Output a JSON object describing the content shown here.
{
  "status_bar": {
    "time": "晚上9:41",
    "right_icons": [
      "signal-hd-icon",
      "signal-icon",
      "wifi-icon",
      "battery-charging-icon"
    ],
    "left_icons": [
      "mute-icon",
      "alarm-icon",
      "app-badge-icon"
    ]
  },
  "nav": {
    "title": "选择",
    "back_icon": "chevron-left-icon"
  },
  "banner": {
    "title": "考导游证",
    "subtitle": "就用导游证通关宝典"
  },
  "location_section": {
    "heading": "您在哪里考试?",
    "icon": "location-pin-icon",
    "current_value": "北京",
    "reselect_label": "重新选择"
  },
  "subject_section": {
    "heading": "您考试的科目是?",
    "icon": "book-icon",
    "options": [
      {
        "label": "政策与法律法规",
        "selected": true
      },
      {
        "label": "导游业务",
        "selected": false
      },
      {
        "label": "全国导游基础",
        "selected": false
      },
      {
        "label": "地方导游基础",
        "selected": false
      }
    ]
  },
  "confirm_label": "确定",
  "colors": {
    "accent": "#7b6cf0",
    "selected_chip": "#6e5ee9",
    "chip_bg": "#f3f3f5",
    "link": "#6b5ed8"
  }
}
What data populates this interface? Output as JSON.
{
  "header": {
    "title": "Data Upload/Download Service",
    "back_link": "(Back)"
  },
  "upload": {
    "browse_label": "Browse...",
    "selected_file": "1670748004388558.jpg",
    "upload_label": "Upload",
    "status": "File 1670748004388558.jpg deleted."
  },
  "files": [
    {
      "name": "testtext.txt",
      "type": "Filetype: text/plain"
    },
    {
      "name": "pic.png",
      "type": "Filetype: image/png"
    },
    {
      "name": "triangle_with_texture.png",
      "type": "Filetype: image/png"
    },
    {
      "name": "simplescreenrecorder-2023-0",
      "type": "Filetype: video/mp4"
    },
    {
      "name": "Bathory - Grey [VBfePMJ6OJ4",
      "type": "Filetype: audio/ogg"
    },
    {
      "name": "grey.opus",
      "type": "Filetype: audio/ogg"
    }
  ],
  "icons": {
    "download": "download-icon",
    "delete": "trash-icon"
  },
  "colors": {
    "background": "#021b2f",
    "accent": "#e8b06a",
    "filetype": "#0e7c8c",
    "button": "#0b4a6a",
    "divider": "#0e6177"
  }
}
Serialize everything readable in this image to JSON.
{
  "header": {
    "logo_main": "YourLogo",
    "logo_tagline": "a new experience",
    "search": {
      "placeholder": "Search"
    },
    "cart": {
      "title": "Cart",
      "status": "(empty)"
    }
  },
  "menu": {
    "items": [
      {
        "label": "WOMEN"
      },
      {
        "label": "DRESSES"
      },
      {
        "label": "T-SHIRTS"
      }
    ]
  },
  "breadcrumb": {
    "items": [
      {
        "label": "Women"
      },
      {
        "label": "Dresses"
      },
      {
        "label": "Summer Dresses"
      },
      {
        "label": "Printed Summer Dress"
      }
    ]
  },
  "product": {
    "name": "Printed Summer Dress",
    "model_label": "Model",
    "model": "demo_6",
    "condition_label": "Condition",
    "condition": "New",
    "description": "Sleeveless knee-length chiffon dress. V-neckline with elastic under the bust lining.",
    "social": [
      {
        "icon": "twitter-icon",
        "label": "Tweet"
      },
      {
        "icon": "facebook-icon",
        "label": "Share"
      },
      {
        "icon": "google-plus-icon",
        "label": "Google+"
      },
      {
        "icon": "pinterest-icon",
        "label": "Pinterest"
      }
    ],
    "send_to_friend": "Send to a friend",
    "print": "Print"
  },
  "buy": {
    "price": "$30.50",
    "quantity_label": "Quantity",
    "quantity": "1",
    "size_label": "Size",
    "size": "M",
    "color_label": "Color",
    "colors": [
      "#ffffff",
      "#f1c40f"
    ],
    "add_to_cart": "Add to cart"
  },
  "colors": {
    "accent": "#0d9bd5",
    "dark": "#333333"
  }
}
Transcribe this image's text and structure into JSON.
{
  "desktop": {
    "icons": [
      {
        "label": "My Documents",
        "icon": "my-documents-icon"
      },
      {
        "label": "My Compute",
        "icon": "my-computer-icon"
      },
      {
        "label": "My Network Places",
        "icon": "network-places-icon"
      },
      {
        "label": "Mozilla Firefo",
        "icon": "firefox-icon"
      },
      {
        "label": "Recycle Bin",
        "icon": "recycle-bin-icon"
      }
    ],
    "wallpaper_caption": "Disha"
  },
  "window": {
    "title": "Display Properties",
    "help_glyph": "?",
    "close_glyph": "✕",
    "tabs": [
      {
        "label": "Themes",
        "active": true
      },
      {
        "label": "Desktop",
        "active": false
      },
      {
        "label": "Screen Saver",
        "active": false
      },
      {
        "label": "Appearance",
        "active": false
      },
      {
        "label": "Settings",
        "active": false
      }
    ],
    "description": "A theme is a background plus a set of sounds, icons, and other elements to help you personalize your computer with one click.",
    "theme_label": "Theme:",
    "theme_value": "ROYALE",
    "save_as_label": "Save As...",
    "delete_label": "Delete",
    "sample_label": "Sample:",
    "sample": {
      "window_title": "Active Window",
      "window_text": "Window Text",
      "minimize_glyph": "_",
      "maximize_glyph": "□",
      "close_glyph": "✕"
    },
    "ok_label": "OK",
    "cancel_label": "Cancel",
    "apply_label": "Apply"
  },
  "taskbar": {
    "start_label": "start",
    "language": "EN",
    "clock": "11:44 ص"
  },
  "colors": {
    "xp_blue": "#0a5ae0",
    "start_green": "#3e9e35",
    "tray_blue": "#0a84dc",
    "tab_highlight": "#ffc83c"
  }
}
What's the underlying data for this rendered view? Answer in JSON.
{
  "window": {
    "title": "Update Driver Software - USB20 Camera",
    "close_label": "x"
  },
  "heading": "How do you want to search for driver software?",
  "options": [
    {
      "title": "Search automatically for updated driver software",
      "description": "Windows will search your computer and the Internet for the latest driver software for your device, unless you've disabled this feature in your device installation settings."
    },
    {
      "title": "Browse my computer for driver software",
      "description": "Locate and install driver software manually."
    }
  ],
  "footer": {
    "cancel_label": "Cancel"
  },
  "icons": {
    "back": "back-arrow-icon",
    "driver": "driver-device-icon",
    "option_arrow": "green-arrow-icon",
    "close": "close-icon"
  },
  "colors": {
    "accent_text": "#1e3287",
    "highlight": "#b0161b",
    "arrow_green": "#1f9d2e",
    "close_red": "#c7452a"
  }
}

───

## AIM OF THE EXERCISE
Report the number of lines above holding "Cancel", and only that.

## ANSWER
2